What was once old is now new again. It’s an expression easily applied to what Gina Berg, furniture refinisher and vintage curator, does when she transforms dinged up, timeworn or nearly broken furniture. To find the pieces, she scours Facebook Marketplace or estate and garage sales. Other times, people simply surrender to her the odd buffet, tumbledown dresser or lackluster nightstand, knowing Gina will provide the item with a new lease on life, so much so, that the resulting piece feels like new again.
For rehabbing her pieces, Gina’s creative process can entail many different things. Sometimes she adds new legs to a piece, repairs drawers and tabletops, retouches wood varnish, chooses new modern hardware or divines the best paint and wood combos. “I try to mix it up and think about where woodwork would look best on the item or where pops of paint might be best,” she says. “I’ll ask myself, ‘Do I want to add new feet, or do I want to add new trim?’ It really varies from item to item, and it's more work than just slapping on a new coat of paint.”
While lengthy, Gina’s job is a labor of love. To find furniture to refinish and sell, the item must be at a low-enough price point to start. This means the piece is usually cosmetically flawed. “A lot of the stuff I refinish is pretty scratched up,” Gina admits, “or there’s veneer damage or chunks of wood are missing. It’s generally the stuff that nobody wants.”
But with Gina’s artful hand and artistic eye, she creates standout pieces that anyone would want to adorn their home. In fact, the pieces she tends to gravitate to have lately been on trend: Mid-century Modern furniture. “Mid-century Modern has become really popular even for those who like a modern farmhouse look,” she says. “People like the style’s clean lines, and customers in St. Louis seem to really be drawn to the funky MCM pieces. If I have a Mid-century Modern piece, it tends to sell really fast.” Just five years ago, she says, this wouldn’t have been the case. “Mid-century Modern has really taken off, even pieces in their original condition.”

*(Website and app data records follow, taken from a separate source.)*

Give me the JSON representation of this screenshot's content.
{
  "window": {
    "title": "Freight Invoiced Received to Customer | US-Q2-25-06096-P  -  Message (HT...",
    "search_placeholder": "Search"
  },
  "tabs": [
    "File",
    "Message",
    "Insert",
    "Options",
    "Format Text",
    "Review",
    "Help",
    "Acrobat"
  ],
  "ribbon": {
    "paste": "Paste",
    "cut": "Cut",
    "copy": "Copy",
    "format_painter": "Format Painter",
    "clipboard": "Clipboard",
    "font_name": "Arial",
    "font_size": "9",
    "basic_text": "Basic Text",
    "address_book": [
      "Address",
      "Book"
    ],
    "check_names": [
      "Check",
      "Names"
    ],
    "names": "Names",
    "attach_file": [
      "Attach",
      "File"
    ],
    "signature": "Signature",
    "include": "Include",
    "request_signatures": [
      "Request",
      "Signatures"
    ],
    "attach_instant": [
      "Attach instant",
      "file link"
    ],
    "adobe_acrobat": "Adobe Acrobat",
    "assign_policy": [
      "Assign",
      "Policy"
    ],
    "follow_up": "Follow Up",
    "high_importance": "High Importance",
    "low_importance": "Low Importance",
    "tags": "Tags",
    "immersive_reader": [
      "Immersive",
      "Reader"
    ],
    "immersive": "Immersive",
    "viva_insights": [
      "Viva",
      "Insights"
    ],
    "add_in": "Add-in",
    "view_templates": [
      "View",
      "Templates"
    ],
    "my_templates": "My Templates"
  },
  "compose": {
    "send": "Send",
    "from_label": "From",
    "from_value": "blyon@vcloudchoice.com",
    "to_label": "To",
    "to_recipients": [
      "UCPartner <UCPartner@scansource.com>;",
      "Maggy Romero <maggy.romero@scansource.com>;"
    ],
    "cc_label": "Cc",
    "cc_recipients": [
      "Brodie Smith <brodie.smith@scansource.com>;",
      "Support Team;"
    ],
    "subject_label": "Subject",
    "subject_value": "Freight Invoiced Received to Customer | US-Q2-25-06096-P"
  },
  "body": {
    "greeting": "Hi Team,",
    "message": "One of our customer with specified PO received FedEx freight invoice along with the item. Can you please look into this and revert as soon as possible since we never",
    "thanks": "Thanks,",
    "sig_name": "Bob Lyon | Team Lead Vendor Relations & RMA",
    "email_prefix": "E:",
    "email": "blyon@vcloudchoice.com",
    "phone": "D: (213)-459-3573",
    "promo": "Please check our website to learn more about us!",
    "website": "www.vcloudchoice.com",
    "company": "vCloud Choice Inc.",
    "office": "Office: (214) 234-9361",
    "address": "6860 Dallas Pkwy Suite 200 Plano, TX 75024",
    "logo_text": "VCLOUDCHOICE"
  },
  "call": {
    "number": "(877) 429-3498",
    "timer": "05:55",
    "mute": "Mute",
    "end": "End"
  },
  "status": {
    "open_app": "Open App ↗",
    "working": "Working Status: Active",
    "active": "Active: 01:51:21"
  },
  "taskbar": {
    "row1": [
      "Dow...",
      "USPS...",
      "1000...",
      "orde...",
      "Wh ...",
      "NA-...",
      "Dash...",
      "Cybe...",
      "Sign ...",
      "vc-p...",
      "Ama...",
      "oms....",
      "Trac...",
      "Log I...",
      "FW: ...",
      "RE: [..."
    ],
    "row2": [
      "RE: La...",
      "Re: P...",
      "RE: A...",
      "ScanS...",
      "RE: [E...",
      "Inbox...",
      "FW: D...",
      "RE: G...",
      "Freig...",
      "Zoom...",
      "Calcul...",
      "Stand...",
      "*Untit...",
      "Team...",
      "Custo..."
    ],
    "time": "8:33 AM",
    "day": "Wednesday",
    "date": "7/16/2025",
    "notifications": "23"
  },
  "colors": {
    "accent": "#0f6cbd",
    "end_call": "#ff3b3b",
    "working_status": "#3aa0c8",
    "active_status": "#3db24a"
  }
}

At the same time, beyond its stylish appearance, vintage furniture is more sustainable. “It’s what the younger generation seems to love about it, but what I’ve always loved about it,” says Gina. “I struggle to buy new things sometimes because there are so many wonderful old things.” When selling her pieces, Gina tries to style them with untouched vintage items to show her followers on Instagram how new and old can be cleverly combined. “I want to show people that they can make things fresh and new even if they are old things,” she says. “I like inspiring people as much as I do selling my work.” Find Gina's work on Instagram @bayberrymoon or in person at Two Chicks Vintage Marketplace in West County.